Although there is a large portion of investee companies where the impact of a potential carbon tax and the analysis is less meaningful, this is not the case with the consumer goods sector. For example, Procter & Gamble (P&G) is one of the most carbon-intensive holdings across the Evenlode portfolios.
If P&G’s Scope 1 emissions from 2021 were taxed at £50 per tonne, this would equal a liability of approximately £111 million (US$140 million). Taxing Scope 2 would equal a liability of approximately £20 million and taxing Scope 3 would equal a liability of approximately £12.3 billion. Factoring in all scopes would equate to approximately £12.5 billion, which is about 21.47% as a portion of revenue in 2021.
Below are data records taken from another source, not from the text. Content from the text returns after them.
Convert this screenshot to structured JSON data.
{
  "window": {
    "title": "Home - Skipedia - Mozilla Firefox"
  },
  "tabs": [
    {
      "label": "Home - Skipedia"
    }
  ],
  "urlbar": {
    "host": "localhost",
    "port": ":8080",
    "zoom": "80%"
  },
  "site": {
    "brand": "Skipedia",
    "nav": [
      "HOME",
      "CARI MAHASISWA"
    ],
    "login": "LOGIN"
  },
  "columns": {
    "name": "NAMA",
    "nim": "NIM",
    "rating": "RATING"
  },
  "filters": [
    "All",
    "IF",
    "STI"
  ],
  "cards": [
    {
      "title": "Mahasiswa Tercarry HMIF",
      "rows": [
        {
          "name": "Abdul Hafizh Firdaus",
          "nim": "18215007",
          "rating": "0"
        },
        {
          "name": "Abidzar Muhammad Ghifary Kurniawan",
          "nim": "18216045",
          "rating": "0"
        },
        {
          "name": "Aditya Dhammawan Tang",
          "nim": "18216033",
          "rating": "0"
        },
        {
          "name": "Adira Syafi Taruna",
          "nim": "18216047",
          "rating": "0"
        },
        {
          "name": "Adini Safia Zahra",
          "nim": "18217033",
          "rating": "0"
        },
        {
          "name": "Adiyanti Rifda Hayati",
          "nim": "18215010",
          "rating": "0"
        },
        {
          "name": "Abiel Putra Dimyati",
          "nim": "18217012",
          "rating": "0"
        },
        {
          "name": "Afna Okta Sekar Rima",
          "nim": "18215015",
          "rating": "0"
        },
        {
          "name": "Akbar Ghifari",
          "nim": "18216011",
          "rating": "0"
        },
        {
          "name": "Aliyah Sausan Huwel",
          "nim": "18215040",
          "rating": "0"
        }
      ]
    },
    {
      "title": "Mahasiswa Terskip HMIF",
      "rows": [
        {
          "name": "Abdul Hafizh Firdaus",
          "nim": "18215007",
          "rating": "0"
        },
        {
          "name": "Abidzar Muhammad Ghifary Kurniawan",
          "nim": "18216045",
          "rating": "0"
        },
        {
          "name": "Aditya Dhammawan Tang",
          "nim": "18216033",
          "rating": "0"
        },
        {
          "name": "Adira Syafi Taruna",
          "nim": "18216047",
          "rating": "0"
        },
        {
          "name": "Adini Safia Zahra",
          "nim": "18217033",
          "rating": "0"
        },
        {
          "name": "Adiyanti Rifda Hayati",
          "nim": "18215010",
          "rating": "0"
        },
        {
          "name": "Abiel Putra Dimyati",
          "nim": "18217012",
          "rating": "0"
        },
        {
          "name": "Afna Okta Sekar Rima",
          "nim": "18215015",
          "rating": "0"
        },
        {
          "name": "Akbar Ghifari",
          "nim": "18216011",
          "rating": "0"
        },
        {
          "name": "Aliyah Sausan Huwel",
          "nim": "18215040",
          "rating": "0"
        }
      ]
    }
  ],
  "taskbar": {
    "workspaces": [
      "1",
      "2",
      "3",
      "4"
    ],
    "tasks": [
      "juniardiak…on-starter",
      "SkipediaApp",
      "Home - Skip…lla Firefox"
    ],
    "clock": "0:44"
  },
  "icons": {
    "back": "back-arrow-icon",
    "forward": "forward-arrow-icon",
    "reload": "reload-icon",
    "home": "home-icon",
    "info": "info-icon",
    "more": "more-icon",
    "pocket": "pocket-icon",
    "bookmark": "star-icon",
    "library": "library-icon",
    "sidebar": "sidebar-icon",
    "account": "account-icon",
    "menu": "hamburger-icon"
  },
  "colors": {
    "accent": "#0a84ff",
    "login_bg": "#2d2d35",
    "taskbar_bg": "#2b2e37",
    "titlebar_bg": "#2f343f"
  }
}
This would be a considerable extra liability for any company. Part of our analysis assumes consumers will bear this extra liability at differing levels through some pass-through costs, which adds another dimension to our analysis and highlights how easily this cost may be passed through.
Combatting carbon-intensive companies
As a result of this initial scoping activity, this year we have decided to focus on the top 12 emitters in terms of carbon intensity across the Evenlode portfolios. These are also the investee companies classified as ‘High Impact’ under the Net Zero Asset Managers Initiative (NZAMI), including Unilever, Procter & Gamble, Nestlé, Smiths Group, Henkel, Nintendo, Fuchs, PepsiCo, and Heineken.
The analysis will explore both the financial effect of a carbon price on the company as well as the potential effect on the consumer, as companies look to pass through carbon-related costs. We’ll then use this as an engagement tool to encourage companies to take both the issue of carbon emissions and the resulting carbon pricing mechanisms even more seriously.